The last person on the list is another colleague. He is a gentleman who works for the maintenance team at Friendship. He rides a 2003 Nighthawk 750 (pictured with my Sabre above), and after seeing my scooter, he was full of questions. Since he is an experienced rider, I let him take her for a little spin, and he was even more interested. So, I think I may have brought another scootster into the fold.

If only I could make money convincing people to take up motorcycling and scooting, I'd be a happy guy. Unfortunately, my mechanical savvy isn't quite up to the point where I could start a scooter shop, and I just don't have the killer instinct to be a salesman (tried it once, failed miserably).

Maybe I could write a blog or something...oh...wait...

Thursday, April 15, 2010

Planting time

It's that frenetic yet paradoxically peaceful time of year when every living thing is actively pursuing the furtherance of their particular species. Trees are abloom, insects are buzzing about, there is a pair of mallards that are scoping out a nesting site in one of the gardens at work, and the Amish are plowing their fields using the same methods they have for centuries.

Unfortunately, my good camera seems to have given up the ghost, so I am stuck with the 2MP* camera on my phone, but if one looks closely, just a bit to the left of center, there is a dark brownish blob on the lighter brown of the field. That blob is an Amishman with his team of mules, plowing a furrow.

It was a brisk morning which made the ride very pleasant as I took the long way home from work. I still find that peaceful rides in the countryside are more enjoyable on the scooter. The smaller vehicle does not come with the temptation to goose the throttle and rocket up to 65mph in the span of a few heartbeats. It allows one to take a peaceful ride, unencumbered by the need for greater velocity, and unimpeded by the pop and growl of loud tailpipes.

Wednesday, April 7, 2010

No Speedo? No problem

Shortly after purchasing my Sabre, I became aware of a glaring issue; The speedometer did not work. I took it back to the shop where it was purchased and the mechanic tried to fix it, but only succeeded in fixing it for a mile or so.
I have a replacement sensor and cable waiting to be installed, but cannot afford to pay someone to do the work, nor do I have the right tools to remove the headlight assembly so I can get at the plug.

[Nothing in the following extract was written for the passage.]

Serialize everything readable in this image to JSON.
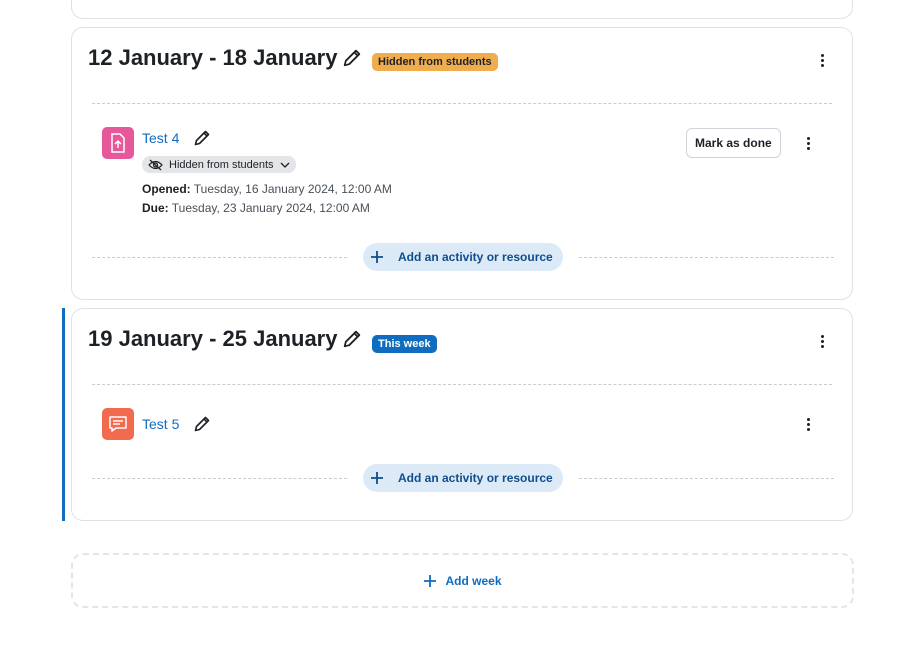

I needed another option since I will be traveling on the bike this summer. I have a GPS, but buying a mount for it would cost nearly $40.00. I do not have that kind of money at the moment, so I needed another solution. Then it hit me: Velcro!

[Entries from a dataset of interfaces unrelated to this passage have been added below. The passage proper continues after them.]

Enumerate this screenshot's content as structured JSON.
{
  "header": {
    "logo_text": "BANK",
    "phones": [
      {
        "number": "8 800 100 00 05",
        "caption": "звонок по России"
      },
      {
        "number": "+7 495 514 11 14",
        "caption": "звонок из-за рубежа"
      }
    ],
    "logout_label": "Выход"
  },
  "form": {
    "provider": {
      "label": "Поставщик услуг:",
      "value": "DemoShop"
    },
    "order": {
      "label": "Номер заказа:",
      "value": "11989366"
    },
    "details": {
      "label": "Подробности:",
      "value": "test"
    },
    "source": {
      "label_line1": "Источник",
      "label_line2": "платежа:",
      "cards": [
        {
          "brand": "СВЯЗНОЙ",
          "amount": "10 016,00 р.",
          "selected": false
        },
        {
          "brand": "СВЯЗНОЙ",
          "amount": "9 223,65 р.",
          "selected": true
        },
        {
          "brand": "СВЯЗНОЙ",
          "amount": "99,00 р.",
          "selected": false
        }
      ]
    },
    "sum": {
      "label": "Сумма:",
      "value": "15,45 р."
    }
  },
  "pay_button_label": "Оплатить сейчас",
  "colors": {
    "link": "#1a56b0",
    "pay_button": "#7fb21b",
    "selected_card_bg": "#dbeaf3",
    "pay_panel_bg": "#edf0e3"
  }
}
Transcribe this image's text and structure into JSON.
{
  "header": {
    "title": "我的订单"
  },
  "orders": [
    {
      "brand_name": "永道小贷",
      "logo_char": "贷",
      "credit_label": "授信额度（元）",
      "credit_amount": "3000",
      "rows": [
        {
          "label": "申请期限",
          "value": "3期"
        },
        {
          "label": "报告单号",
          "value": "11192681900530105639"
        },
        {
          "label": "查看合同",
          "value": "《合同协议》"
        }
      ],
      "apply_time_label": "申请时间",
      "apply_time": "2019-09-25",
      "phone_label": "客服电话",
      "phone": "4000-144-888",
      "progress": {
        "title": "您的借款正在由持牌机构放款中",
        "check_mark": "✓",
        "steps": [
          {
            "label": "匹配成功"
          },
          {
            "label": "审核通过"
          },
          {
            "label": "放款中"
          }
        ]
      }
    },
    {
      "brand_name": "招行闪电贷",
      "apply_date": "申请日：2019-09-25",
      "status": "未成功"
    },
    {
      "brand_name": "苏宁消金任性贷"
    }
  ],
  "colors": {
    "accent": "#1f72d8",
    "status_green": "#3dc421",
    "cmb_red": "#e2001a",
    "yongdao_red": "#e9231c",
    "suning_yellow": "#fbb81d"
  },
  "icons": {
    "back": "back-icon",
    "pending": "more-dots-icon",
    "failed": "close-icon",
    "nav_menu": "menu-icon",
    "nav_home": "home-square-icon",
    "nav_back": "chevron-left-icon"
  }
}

A modified rectangle of Velcro on the back of the GPS and a contoured piece on the bike itself, and voila! Instant speedo!

I tried it out on the highway, and it stayed put perfectly. I had to yank on it a bit to get it unstuck!

I also gave my scooter the same treatment, though without quite the same results.

I had previously used the suction cup post stuck to the plastic lens above the speedo as a mount but found that not only did this obscure too much of the built-in display, it was not secure and the GPS was prone to pop out.

With the velcro just above the speedometer, I am able to see enough of the readout to compare it with the GPS speed meter, and I can see my clock and gas gauge. Additionally, it also sticks very well.

Now I just need to get a power port on both my scooter and Sabre so I can use the GPS for extended riding.